Home > Jackets > Exterior Pockets for the Minoru

Exterior Pockets for the Minoru

February 12th, 2012 Leave a comment Go to comments

I’ve been dithering, seemingly forever, over what to do about exterior pockets on my Minoru jacket.  I even wrote a blog post rounding up choices other sewists had made, in an effort to sort out what might work best for me.  They were all good options, but I quickly decided that patch pockets were the answer.  It took a lot longer to figure out what kind of patch pocket I wanted.

Andrea B’s pockets were the ones  I kept remembering.  I really like the way she incorporated the pockets into the side seams, and decided I wanted to do the same thing.  I copied that feature, squared the corners, curved the top edges, and added cross-grain trim:

It’s difficult to see here, but the left side is curved to match the Minoru’s side seam.  The right side will be parallel to the front placket on the jacket, about an inch and a half from the placket seam.

I always line my patch pockets, and interface them, too.  Both steps increase their durability, and help with shape retention if you use pockets as avidly as I do.  Instead of cutting the lining in one piece, I used the trim pattern to make a self-facing of corduroy — my main jacket fabric — which is not only nice to touch, but also adds to the stability of the pocket.

Here’s a closer view of the crosswise trim.  Dark purple is nearly as hard on detail as is black, but you can probably get the gist:

(The raw edge — the one that goes into the jacket side seams —  is on the right,  here.)

Stitched together, these pockets are about 12 inches by 10.5 inches.  They’re big, but that’s no accident!  The Minoru pattern allows for far more ease than I needed in the hip area, so I don’t anticipate the size will be a problem for me, but hip ease is something I would have had to think about if the tolerances had been smaller.

There’s a loop inside each of the pockets.  If my pockets don’t have a closure, I like to be able to clip things inside them, so that I don’t find that I’ve lost something when tossing the coat around.  When I’m in New York, my MTA pass case will be clipped onto this loop, and the other one will be useful for keys or my pocket camera or whatever else.

Here’s the pocket set in place on the front of the jacket:

I still haven’t added the front plackets or, of course, or the zipper, and I won’t be able to tell how these work on the jacket as a whole until I can baste the side seams together, but, at the moment, I’m pretty pleased with the way they’ve turned out.

This is what the pattern pieces look like.  (I did this on the fly; can you tell?)  There’s a 5/8ths of an inch seam along the joint between the pocket and the trim, and another 5/8ths inch seam along the side that lines up with the sides of the jacket.  Everywhere else, I used a 1/4 inch seam; I prefer this when making patch pockets, as it means I can turn them without having to trim anywhere except at the corners.

There’s one last structural dilemma to resolve before I can do the final assembly of the coat shell:  how to handle the drawstring I want to add to the hood.  I’ll probably never use it, but I’ve got both red elastic cord and purple toggles, so how can I resist?  But that’s for another post.

Categories: Jackets Tags:
  1. February 13th, 2012 at 15:46 | #1

    I just went the easy route and put inseam pockets but your patch pockets look like they are a great option!
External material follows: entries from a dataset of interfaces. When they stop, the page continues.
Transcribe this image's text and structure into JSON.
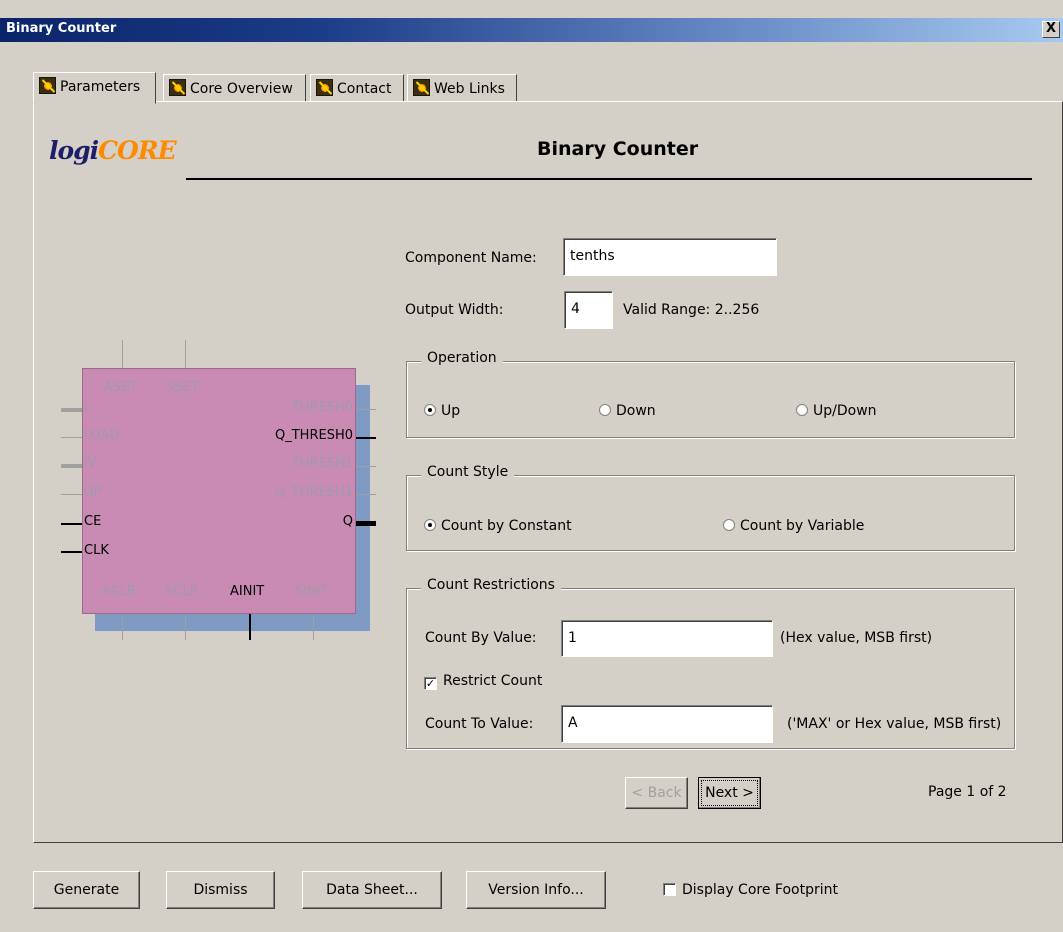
{
  "window": {
    "title": "Binary Counter",
    "close": "X"
  },
  "tabs": [
    {
      "label": "Parameters",
      "active": true
    },
    {
      "label": "Core Overview",
      "active": false
    },
    {
      "label": "Contact",
      "active": false
    },
    {
      "label": "Web Links",
      "active": false
    }
  ],
  "header": {
    "logo_prefix": "logi",
    "logo_core": "CORE",
    "title": "Binary Counter"
  },
  "symbol": {
    "top_pins": [
      "ASET",
      "SSET"
    ],
    "left_pins": [
      {
        "name": "L",
        "active": false,
        "bus": true
      },
      {
        "name": "LOAD",
        "active": false,
        "bus": false
      },
      {
        "name": "IV",
        "active": false,
        "bus": true
      },
      {
        "name": "UP",
        "active": false,
        "bus": false
      },
      {
        "name": "CE",
        "active": true,
        "bus": false
      },
      {
        "name": "CLK",
        "active": true,
        "bus": false
      }
    ],
    "right_pins": [
      {
        "name": "THRESH0",
        "active": false,
        "bus": false
      },
      {
        "name": "Q_THRESH0",
        "active": true,
        "bus": false
      },
      {
        "name": "THRESH1",
        "active": false,
        "bus": false
      },
      {
        "name": "Q_THRESH1",
        "active": false,
        "bus": false
      },
      {
        "name": "Q",
        "active": true,
        "bus": true
      }
    ],
    "bottom_pins": [
      {
        "name": "ACLR",
        "active": false
      },
      {
        "name": "SCLR",
        "active": false
      },
      {
        "name": "AINIT",
        "active": true
      },
      {
        "name": "SINIT",
        "active": false
      }
    ],
    "colors": {
      "body": "#c98bb3",
      "shadow": "#7f9bc4"
    }
  },
  "form": {
    "component_name_label": "Component Name:",
    "component_name_value": "tenths",
    "output_width_label": "Output Width:",
    "output_width_value": "4",
    "output_width_range": "Valid Range: 2..256",
    "operation": {
      "title": "Operation",
      "options": [
        "Up",
        "Down",
        "Up/Down"
      ],
      "selected": "Up"
    },
    "count_style": {
      "title": "Count Style",
      "options": [
        "Count by Constant",
        "Count by Variable"
      ],
      "selected": "Count by Constant"
    },
    "count_restrictions": {
      "title": "Count Restrictions",
      "count_by_label": "Count By Value:",
      "count_by_value": "1",
      "count_by_hint": "(Hex value, MSB first)",
      "restrict_label": "Restrict Count",
      "restrict_checked": true,
      "count_to_label": "Count To Value:",
      "count_to_value": "A",
      "count_to_hint": "('MAX' or Hex value, MSB first)"
    },
    "back_label": "< Back",
    "next_label": "Next >",
    "page_text": "Page 1 of 2"
  },
  "footer": {
    "generate": "Generate",
    "dismiss": "Dismiss",
    "data_sheet": "Data Sheet...",
    "version_info": "Version Info...",
    "footprint_label": "Display Core Footprint",
    "footprint_checked": false
  }
}
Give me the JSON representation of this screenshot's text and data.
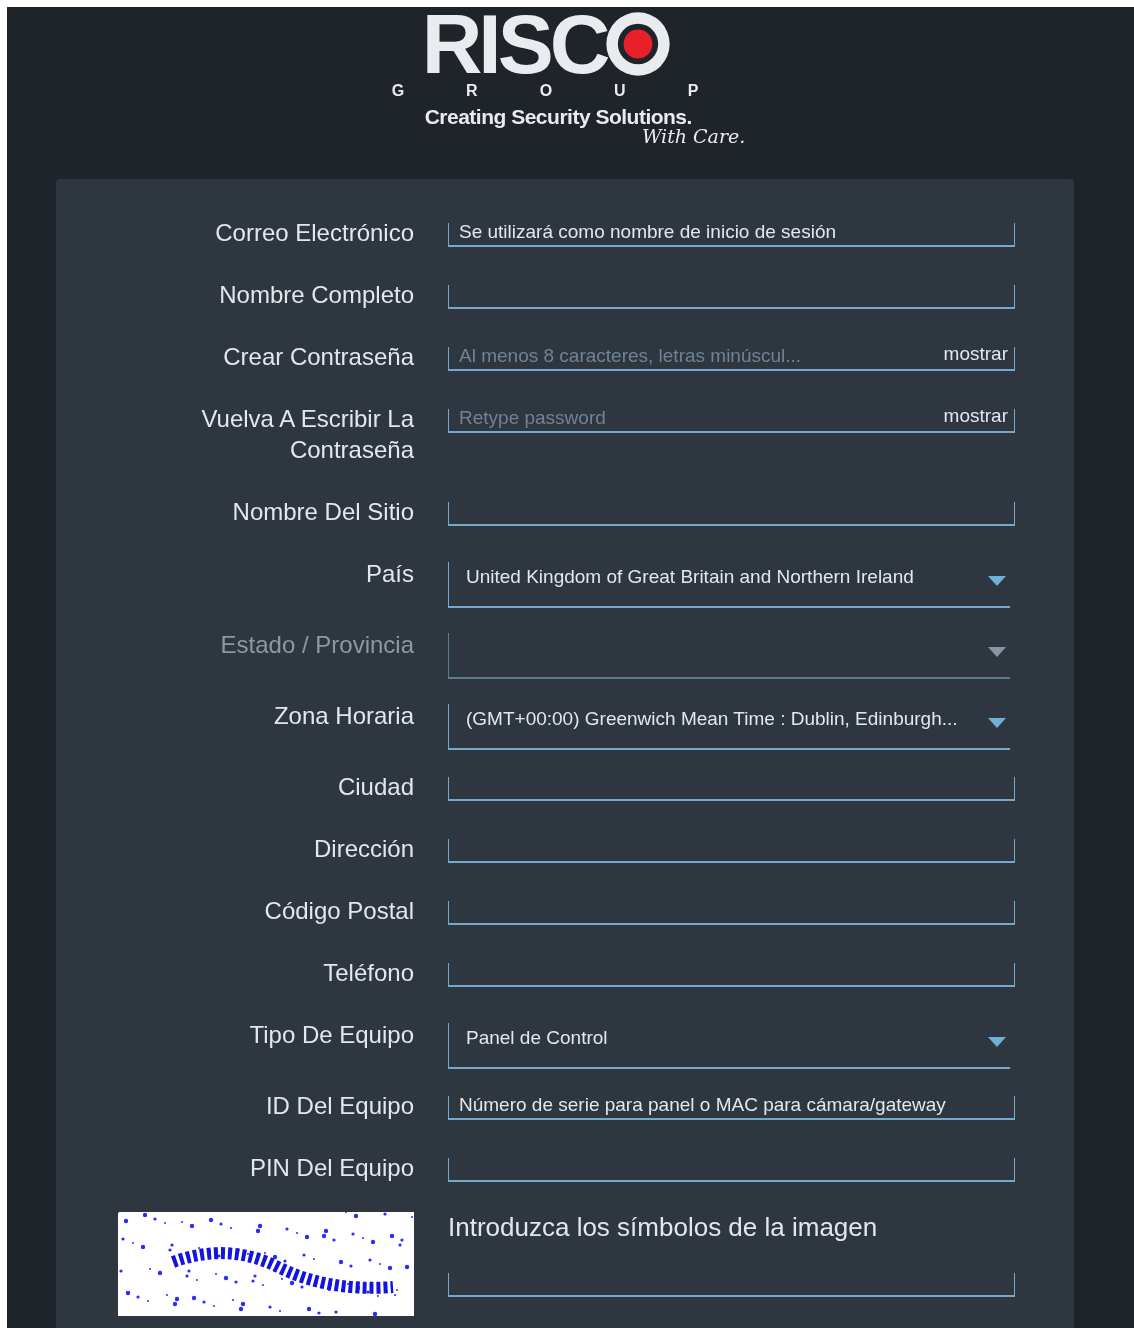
{
  "logo": {
    "wordmark": "RISC",
    "group": "GROUP",
    "tagline": "Creating Security Solutions.",
    "signature": "With Care."
  },
  "form": {
    "fields": [
      {
        "kind": "text",
        "label": "Correo Electrónico",
        "placeholder": "Se utilizará como nombre de inicio de sesión",
        "disabled": false
      },
      {
        "kind": "text",
        "label": "Nombre Completo",
        "disabled": false
      },
      {
        "kind": "password",
        "label": "Crear Contraseña",
        "placeholder": "Al menos 8 caracteres, letras minúscul...",
        "show_label": "mostrar",
        "disabled": false
      },
      {
        "kind": "password",
        "label": "Vuelva A Escribir La Contraseña",
        "placeholder": "Retype password",
        "show_label": "mostrar",
        "disabled": false
      },
      {
        "kind": "text",
        "label": "Nombre Del Sitio",
        "disabled": false
      },
      {
        "kind": "select",
        "label": "País",
        "value": "United Kingdom of Great Britain and Northern Ireland",
        "disabled": false
      },
      {
        "kind": "select",
        "label": "Estado / Provincia",
        "disabled": true
      },
      {
        "kind": "select",
        "label": "Zona Horaria",
        "value": "(GMT+00:00) Greenwich Mean Time : Dublin, Edinburgh...",
        "disabled": false
      },
      {
        "kind": "text",
        "label": "Ciudad",
        "disabled": false
      },
      {
        "kind": "text",
        "label": "Dirección",
        "disabled": false
      },
      {
        "kind": "text",
        "label": "Código Postal",
        "disabled": false
      },
      {
        "kind": "text",
        "label": "Teléfono",
        "disabled": false
      },
      {
        "kind": "select",
        "label": "Tipo De Equipo",
        "value": "Panel de Control",
        "disabled": false
      },
      {
        "kind": "text",
        "label": "ID Del Equipo",
        "placeholder": "Número de serie para panel o MAC para cámara/gateway",
        "disabled": false
      },
      {
        "kind": "text",
        "label": "PIN Del Equipo",
        "disabled": false
      }
    ],
    "captcha": {
      "prompt": "Introduzca los símbolos de la imagen"
    }
  }
}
I love the loop idea. Never would have thought of that.

    • February 13th, 2012 at 17:17 | #2

      Thanks, Louisa — we’ll see how the patch pockets work once they’re attached. The in-pocket loops are surprisingly useful; I put them into almost everything now that I’m used to using them.

  2. Shams
    February 12th, 2012 at 18:13 | #3

    Excellent choice! Your pocket looks great!

  1. No trackbacks yet.